The first 4 jumpers got in place, and in an instant, they were gone.? I caught myself struggling to breathe from a combination of nerves and the thin air at altitude. One of many lessons learned I have learned? is being brave does not mean you are not afraid ? a sentiment coming in handy staring out an open door in the sky, highly aware and just seconds from jumping out of a perfectly good airplane!

Climbing into the doorway, I clutched the rail ? literally hanging out the side of the plane. It was sort of like standing backward on a diving board, getting ready to do a back flip. Only instead of springing 3 feet into the air and splashing into a warm pool, I was on the verge of hurtling 15,000 feet straight to the ground.

And then we were flying.

Screaming toward the earth at 120 mph. One flip. Another flip. Then we stabilize. Hands out. Backs arched. Wind rushing, speed thrilling.
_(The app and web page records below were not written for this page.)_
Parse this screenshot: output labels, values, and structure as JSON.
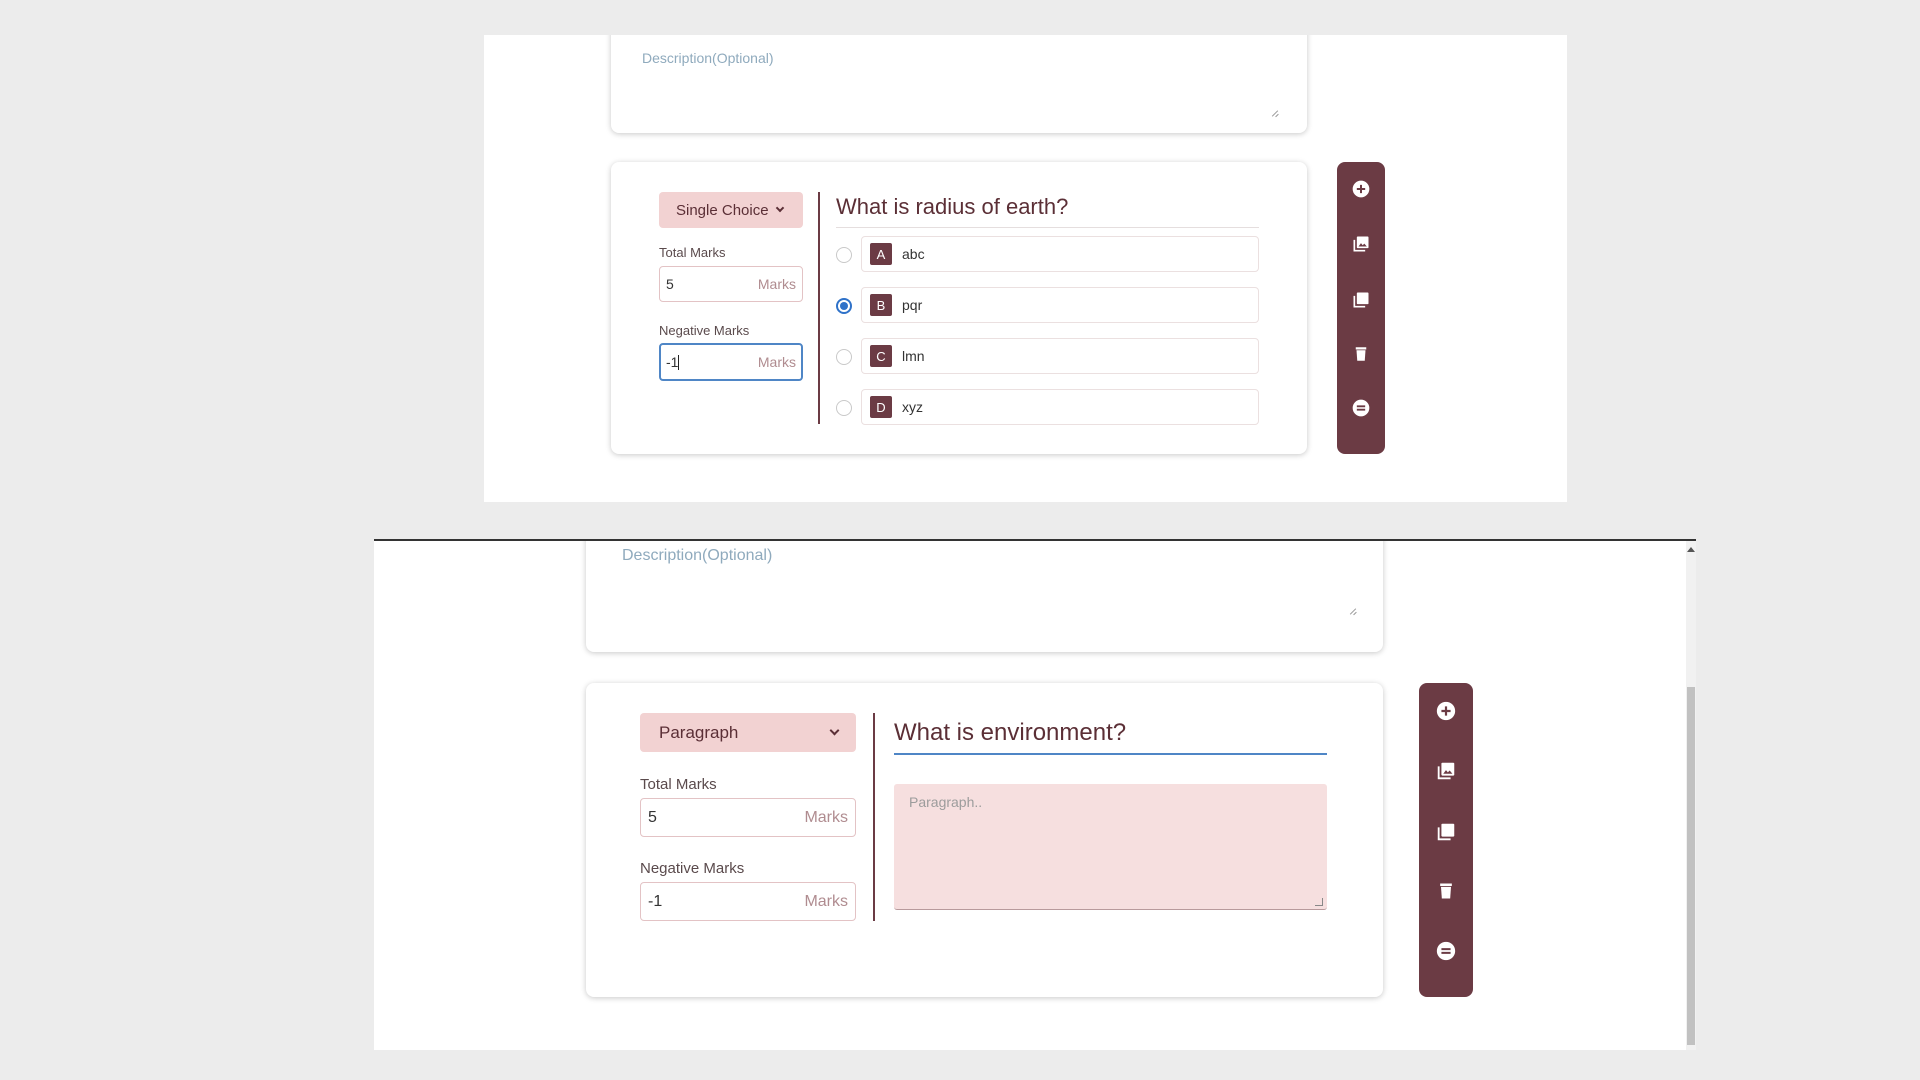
{
  "top": {
    "description_placeholder": "Description(Optional)",
    "question_type": "Single Choice",
    "total_marks_label": "Total Marks",
    "total_marks_value": "5",
    "negative_marks_label": "Negative Marks",
    "negative_marks_value": "-1",
    "marks_unit": "Marks",
    "question_title": "What is radius of earth?",
    "selected_option_index": 1,
    "options": [
      {
        "letter": "A",
        "text": "abc"
      },
      {
        "letter": "B",
        "text": "pqr"
      },
      {
        "letter": "C",
        "text": "lmn"
      },
      {
        "letter": "D",
        "text": "xyz"
      }
    ]
  },
  "bottom": {
    "description_placeholder": "Description(Optional)",
    "question_type": "Paragraph",
    "total_marks_label": "Total Marks",
    "total_marks_value": "5",
    "negative_marks_label": "Negative Marks",
    "negative_marks_value": "-1",
    "marks_unit": "Marks",
    "question_title": "What is environment?",
    "paragraph_placeholder": "Paragraph.."
  },
  "toolbar_icons": [
    "add-circle-icon",
    "image-icon",
    "copy-icon",
    "delete-icon",
    "section-icon"
  ],
  "colors": {
    "accent": "#6b3b44",
    "select_bg": "#f2d2d2",
    "paragraph_bg": "#f6dfdf",
    "radio_selected": "#2f72c9",
    "focus_border": "#4f86c6",
    "page_bg": "#ececec"
  }
}
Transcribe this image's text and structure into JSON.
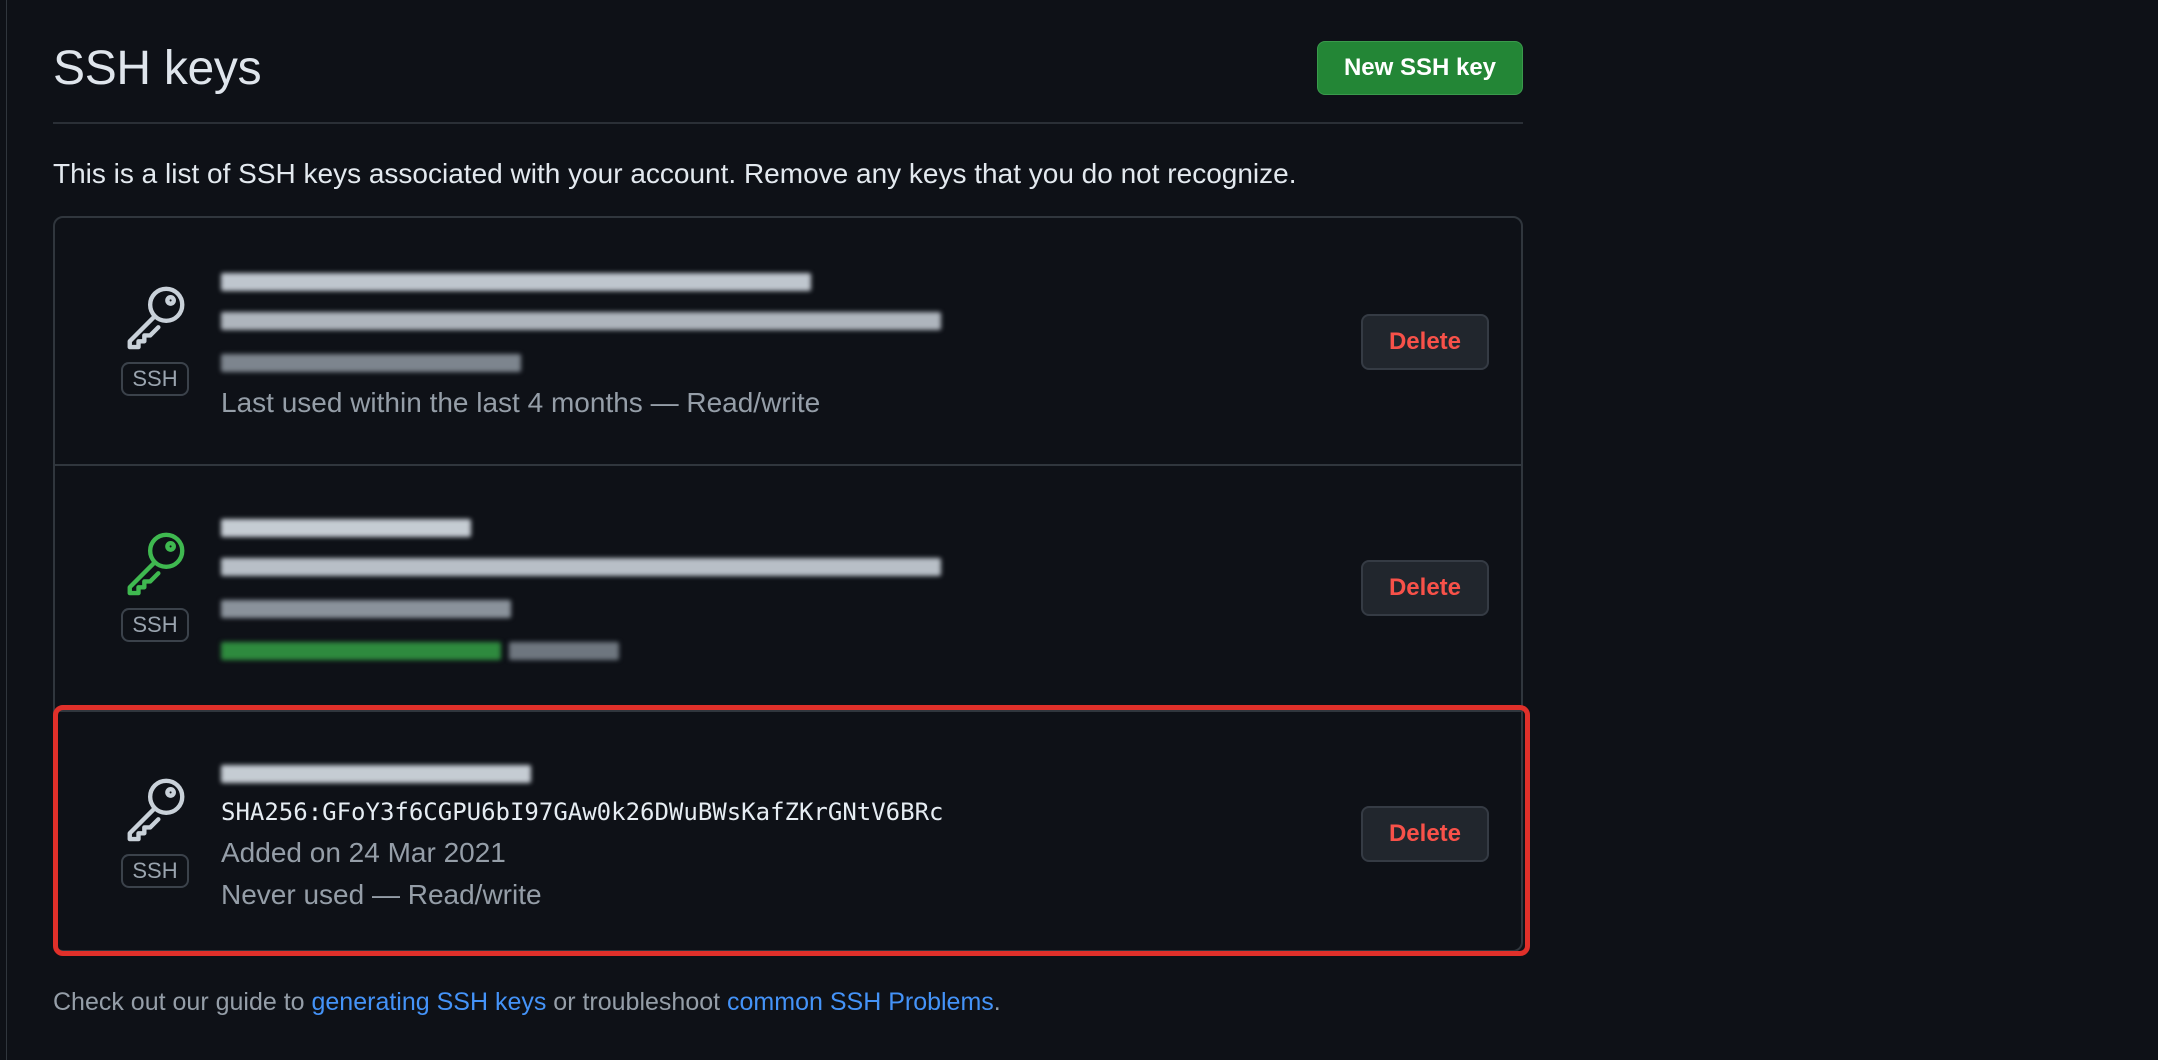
{
  "header": {
    "title": "SSH keys",
    "new_key_label": "New SSH key"
  },
  "intro_text": "This is a list of SSH keys associated with your account. Remove any keys that you do not recognize.",
  "keys": [
    {
      "title": "",
      "fingerprint": "",
      "added": "",
      "usage": "Last used within the last 4 months — Read/write",
      "badge": "SSH",
      "icon": "key-icon",
      "icon_color": "#c9d1d9",
      "delete_label": "Delete"
    },
    {
      "title": "",
      "fingerprint": "",
      "added": "",
      "usage": "",
      "badge": "SSH",
      "icon": "key-icon",
      "icon_color": "#3fb950",
      "delete_label": "Delete"
    },
    {
      "title": "",
      "fingerprint": "SHA256:GFoY3f6CGPU6bI97GAw0k26DWuBWsKafZKrGNtV6BRc",
      "added": "Added on 24 Mar 2021",
      "usage": "Never used — Read/write",
      "badge": "SSH",
      "icon": "key-icon",
      "icon_color": "#c9d1d9",
      "delete_label": "Delete"
    }
  ],
  "footer": {
    "prefix": "Check out our guide to ",
    "link1": "generating SSH keys",
    "middle": " or troubleshoot ",
    "link2": "common SSH Problems",
    "suffix": "."
  },
  "colors": {
    "background": "#0e1117",
    "primary_button": "#238636",
    "danger_text": "#f85149",
    "link": "#4493f8",
    "highlight": "#e0302a"
  }
}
The most intoxicating mixture of freedom and fear. Suddenly my eyes catch a blue streak. JC is chasing us down. He looks like the terminator with his helmet-cam. Slamming on the breaks, he stops within 3 feet of us, staying in formation for the rest of the free fall. An amazing display.

Approaching 4,500 feet, the 18th green is getting big very fast. A tap on the shoulder signals the imminent deployment of the parachute. Let’s pray it works. The moment of truth.

Opening shock. Are we in an ascent? JC disappears toward Wialea. Looking up, I see the good chute. The fear, the wind, the noise disappear. Replaced by pure peace. Virtual silence. A ?now? moment. The worries of the world completely absent. What a gift. An extraordinary view of the aqua-blue Pacific Ocean flanked with the lush, emerald-green Diamond Head Peaks.

The crowd cheers as Richard guides us through the grand stands, and we land like a butterfly with sore feet. I even manage to avoid the $5.00 fine assessed for falling on my ass.

It was an incredible experience topped off with the opportunity to share the message of the Folds of Honor Foundation. We’ve now raised over 5.3M and awarded 800+ scholarships. And thanks to great citizens like my buddy Greg Nichols, and my brothers in arms at Skydive Hawaii, we added a thousand more wingmen to the mission.